Find the word "this" below. Copy each line that has it.
RECORDS SHOWN START
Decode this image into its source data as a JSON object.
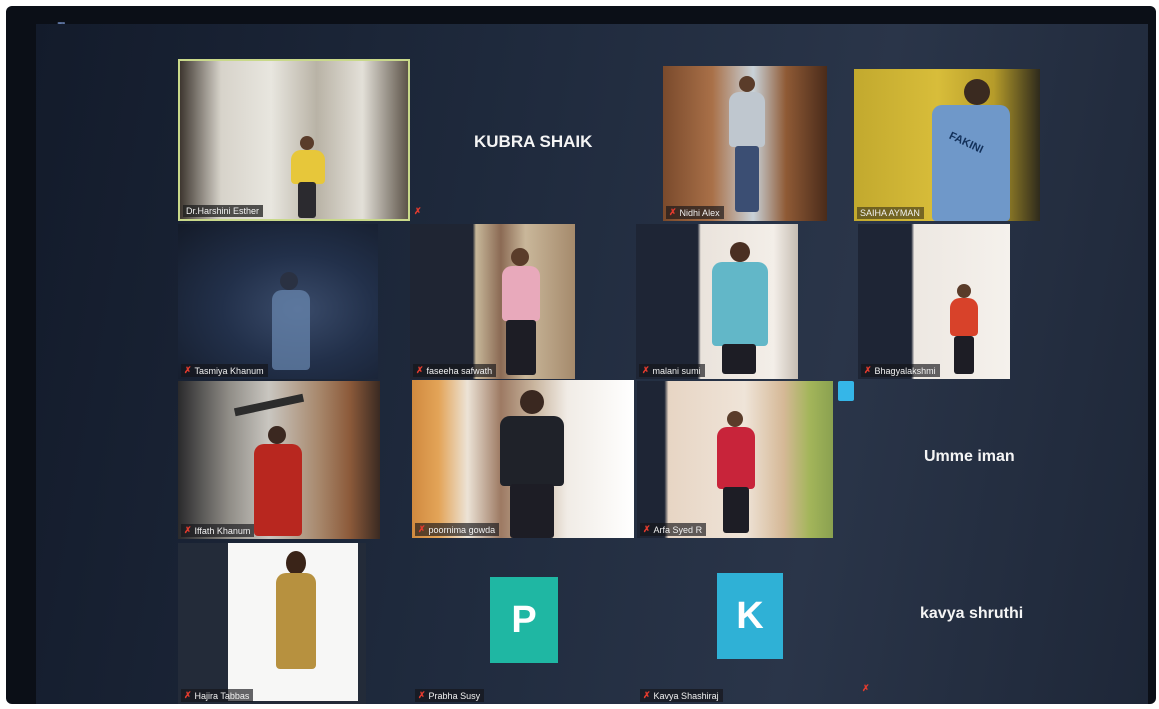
{
  "participants": {
    "harshini": "Dr.Harshini Esther",
    "kubra": "KUBRA SHAIK",
    "nidhi": "Nidhi Alex",
    "saiha": "SAIHA AYMAN",
    "tasmiya": "Tasmiya Khanum",
    "faseeha": "faseeha safwath",
    "malani": "malani sumi",
    "bhagyalakshmi": "Bhagyalakshmi",
    "iffath": "Iffath Khanum",
    "poornima": "poornima gowda",
    "arfa": "Arfa Syed R",
    "umme": "Umme iman",
    "hajira": "Hajira Tabbas",
    "prabha": "Prabha Susy",
    "prabha_initial": "P",
    "kavya_s": "Kavya Shashiraj",
    "kavya_initial": "K",
    "kavya_shruthi": "kavya shruthi"
  },
  "shirt_text": "FAKINI",
  "icons": {
    "mic_muted": "mic-muted-icon"
  },
  "colors": {
    "active_border": "#c9d98a",
    "avatar_teal": "#1fb7a3",
    "avatar_cyan": "#2fb1d6",
    "mute_red": "#e23b2e"
  }
}
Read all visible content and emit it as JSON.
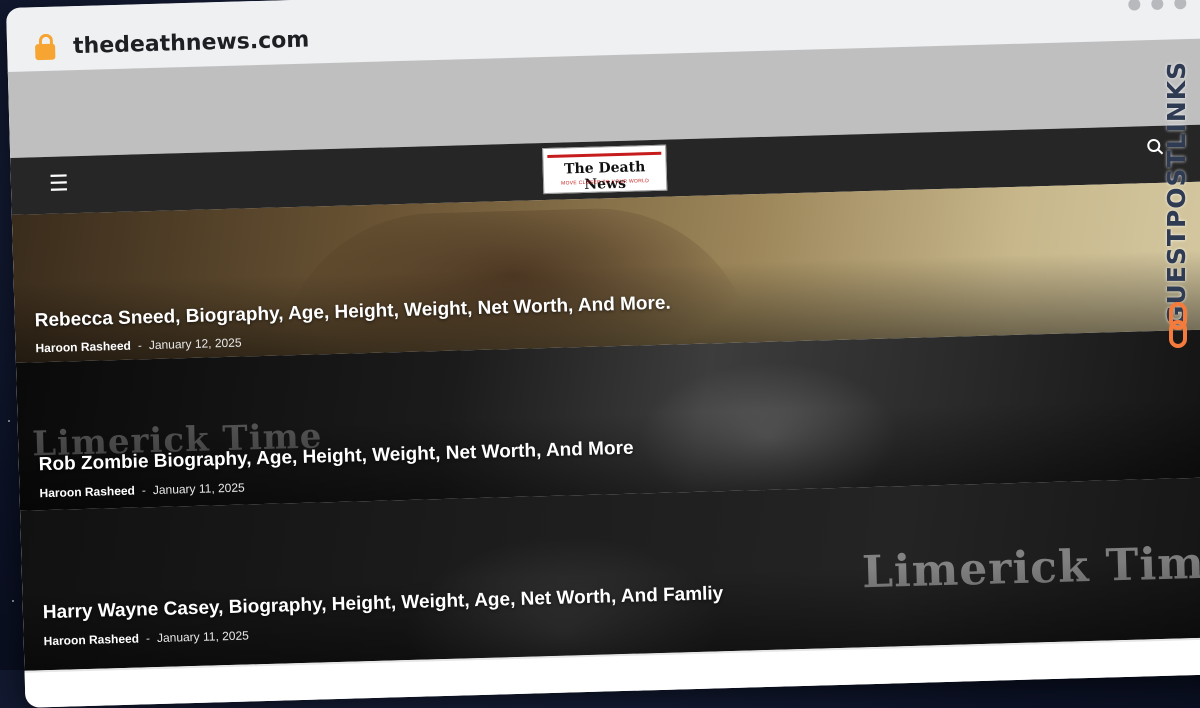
{
  "browser": {
    "url": "thedeathnews.com"
  },
  "site": {
    "logo_title": "The Death News",
    "logo_tagline": "MOVE CLOSER TO YOUR WORLD",
    "menu_icon": "menu-icon",
    "search_icon": "search-icon"
  },
  "badge": {
    "part1": "GUESTPOST",
    "part2": "LINKS",
    "icon": "link-chain-icon",
    "accent": "#f47b3b"
  },
  "watermark_text": "Limerick Time",
  "posts": [
    {
      "title": "Rebecca Sneed, Biography, Age, Height, Weight, Net Worth, And More.",
      "author": "Haroon Rasheed",
      "separator": "-",
      "date": "January 12, 2025"
    },
    {
      "title": "Rob Zombie Biography, Age, Height, Weight, Net Worth, And More",
      "author": "Haroon Rasheed",
      "separator": "-",
      "date": "January 11, 2025"
    },
    {
      "title": "Harry Wayne Casey, Biography, Height, Weight, Age, Net Worth, And Famliy",
      "author": "Haroon Rasheed",
      "separator": "-",
      "date": "January 11, 2025"
    }
  ],
  "colors": {
    "header_bg": "#262626",
    "ad_band": "#bfbfbf",
    "lock": "#f6a533",
    "logo_red": "#c61c1c"
  }
}
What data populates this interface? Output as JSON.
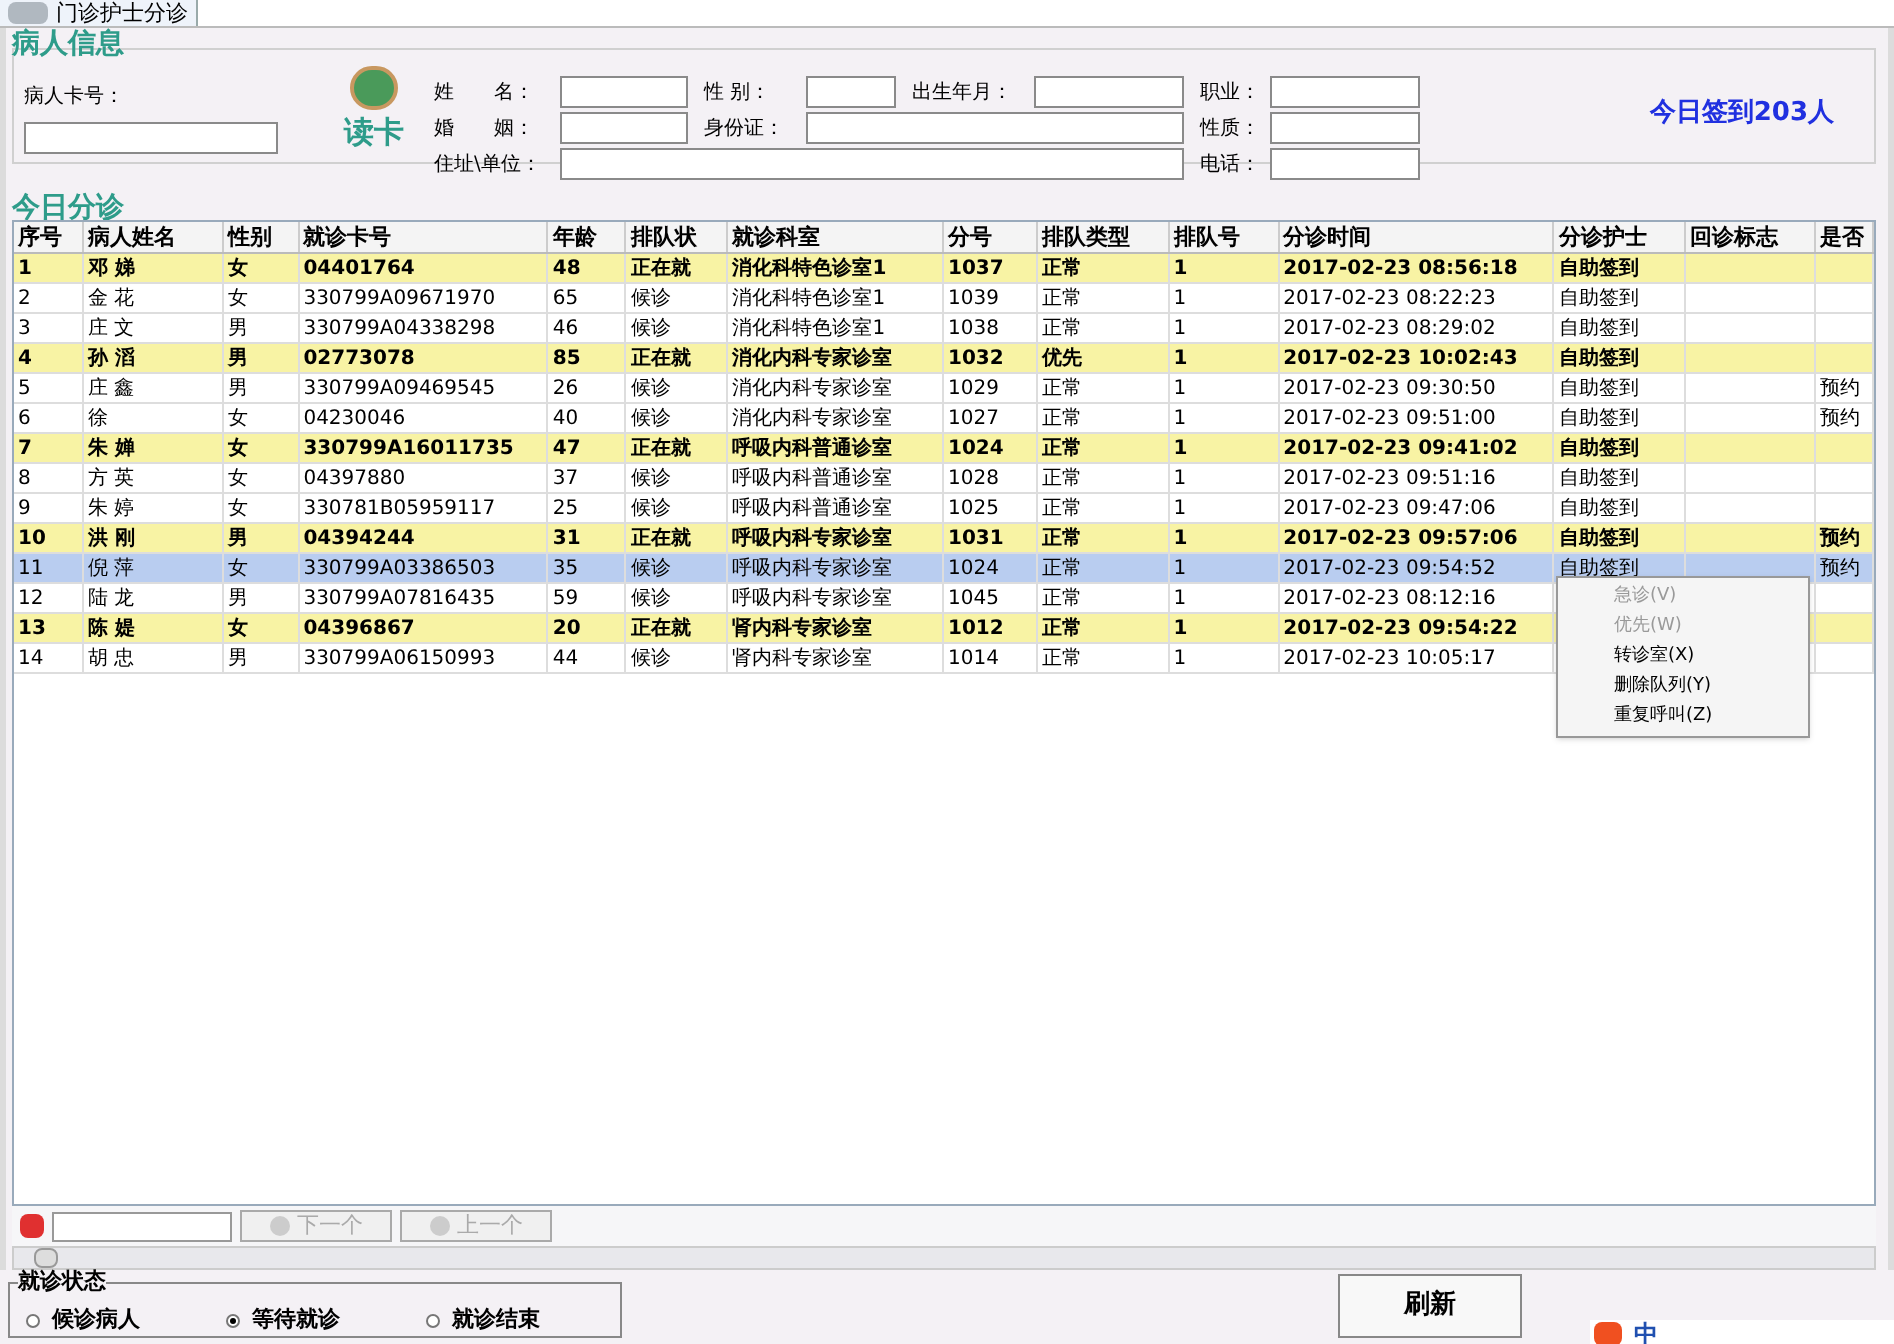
{
  "tab": {
    "label": "门诊护士分诊",
    "selected": true
  },
  "patient_info": {
    "title": "病人信息",
    "card_label": "病人卡号：",
    "read_card": "读卡",
    "signed_in": "今日签到203人",
    "field_rows": [
      [
        "姓　　名：",
        "性 别：",
        "出生年月：",
        "职业："
      ],
      [
        "婚　　姻：",
        "身份证：",
        "性质："
      ],
      [
        "住址\\单位：",
        "电话："
      ]
    ]
  },
  "triage": {
    "title": "今日分诊",
    "columns": [
      "序号",
      "病人姓名",
      "性别",
      "就诊卡号",
      "年龄",
      "排队状",
      "就诊科室",
      "分号",
      "排队类型",
      "排队号",
      "分诊时间",
      "分诊护士",
      "回诊标志",
      "是否"
    ],
    "rows": [
      {
        "cells": [
          "1",
          "邓 娣",
          "女",
          "04401764",
          "48",
          "正在就",
          "消化科特色诊室1",
          "1037",
          "正常",
          "1",
          "2017-02-23 08:56:18",
          "自助签到",
          "",
          ""
        ],
        "highlighted": true,
        "selected": false
      },
      {
        "cells": [
          "2",
          "金 花",
          "女",
          "330799A09671970",
          "65",
          "候诊",
          "消化科特色诊室1",
          "1039",
          "正常",
          "1",
          "2017-02-23 08:22:23",
          "自助签到",
          "",
          ""
        ],
        "highlighted": false,
        "selected": false
      },
      {
        "cells": [
          "3",
          "庄 文",
          "男",
          "330799A04338298",
          "46",
          "候诊",
          "消化科特色诊室1",
          "1038",
          "正常",
          "1",
          "2017-02-23 08:29:02",
          "自助签到",
          "",
          ""
        ],
        "highlighted": false,
        "selected": false
      },
      {
        "cells": [
          "4",
          "孙 滔",
          "男",
          "02773078",
          "85",
          "正在就",
          "消化内科专家诊室",
          "1032",
          "优先",
          "1",
          "2017-02-23 10:02:43",
          "自助签到",
          "",
          ""
        ],
        "highlighted": true,
        "selected": false
      },
      {
        "cells": [
          "5",
          "庄 鑫",
          "男",
          "330799A09469545",
          "26",
          "候诊",
          "消化内科专家诊室",
          "1029",
          "正常",
          "1",
          "2017-02-23 09:30:50",
          "自助签到",
          "",
          "预约"
        ],
        "highlighted": false,
        "selected": false
      },
      {
        "cells": [
          "6",
          "徐",
          "女",
          "04230046",
          "40",
          "候诊",
          "消化内科专家诊室",
          "1027",
          "正常",
          "1",
          "2017-02-23 09:51:00",
          "自助签到",
          "",
          "预约"
        ],
        "highlighted": false,
        "selected": false
      },
      {
        "cells": [
          "7",
          "朱 婵",
          "女",
          "330799A16011735",
          "47",
          "正在就",
          "呼吸内科普通诊室",
          "1024",
          "正常",
          "1",
          "2017-02-23 09:41:02",
          "自助签到",
          "",
          ""
        ],
        "highlighted": true,
        "selected": false
      },
      {
        "cells": [
          "8",
          "方 英",
          "女",
          "04397880",
          "37",
          "候诊",
          "呼吸内科普通诊室",
          "1028",
          "正常",
          "1",
          "2017-02-23 09:51:16",
          "自助签到",
          "",
          ""
        ],
        "highlighted": false,
        "selected": false
      },
      {
        "cells": [
          "9",
          "朱 婷",
          "女",
          "330781B05959117",
          "25",
          "候诊",
          "呼吸内科普通诊室",
          "1025",
          "正常",
          "1",
          "2017-02-23 09:47:06",
          "自助签到",
          "",
          ""
        ],
        "highlighted": false,
        "selected": false
      },
      {
        "cells": [
          "10",
          "洪 刚",
          "男",
          "04394244",
          "31",
          "正在就",
          "呼吸内科专家诊室",
          "1031",
          "正常",
          "1",
          "2017-02-23 09:57:06",
          "自助签到",
          "",
          "预约"
        ],
        "highlighted": true,
        "selected": false
      },
      {
        "cells": [
          "11",
          "倪 萍",
          "女",
          "330799A03386503",
          "35",
          "候诊",
          "呼吸内科专家诊室",
          "1024",
          "正常",
          "1",
          "2017-02-23 09:54:52",
          "自助签到",
          "",
          "预约"
        ],
        "highlighted": false,
        "selected": true
      },
      {
        "cells": [
          "12",
          "陆 龙",
          "男",
          "330799A07816435",
          "59",
          "候诊",
          "呼吸内科专家诊室",
          "1045",
          "正常",
          "1",
          "2017-02-23 08:12:16",
          "",
          "",
          ""
        ],
        "highlighted": false,
        "selected": false
      },
      {
        "cells": [
          "13",
          "陈 媞",
          "女",
          "04396867",
          "20",
          "正在就",
          "肾内科专家诊室",
          "1012",
          "正常",
          "1",
          "2017-02-23 09:54:22",
          "",
          "",
          ""
        ],
        "highlighted": true,
        "selected": false
      },
      {
        "cells": [
          "14",
          "胡 忠",
          "男",
          "330799A06150993",
          "44",
          "候诊",
          "肾内科专家诊室",
          "1014",
          "正常",
          "1",
          "2017-02-23 10:05:17",
          "",
          "",
          ""
        ],
        "highlighted": false,
        "selected": false
      }
    ]
  },
  "context_menu": [
    {
      "label": "急诊(V)",
      "disabled": true
    },
    {
      "label": "优先(W)",
      "disabled": true
    },
    {
      "label": "转诊室(X)",
      "disabled": false
    },
    {
      "label": "删除队列(Y)",
      "disabled": false
    },
    {
      "label": "重复呼叫(Z)",
      "disabled": false
    }
  ],
  "search_bar": {
    "next": "下一个",
    "prev": "上一个"
  },
  "visit_status": {
    "title": "就诊状态",
    "options": [
      {
        "label": "候诊病人",
        "selected": false
      },
      {
        "label": "等待就诊",
        "selected": true
      },
      {
        "label": "就诊结束",
        "selected": false
      }
    ]
  },
  "refresh_button": "刷新",
  "ime_bar": {
    "label": "中"
  }
}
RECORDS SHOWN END
- **OUTPUT BELOW**:
Decode this image into its source data as a JSON object.
What data populates this interface? Output as JSON.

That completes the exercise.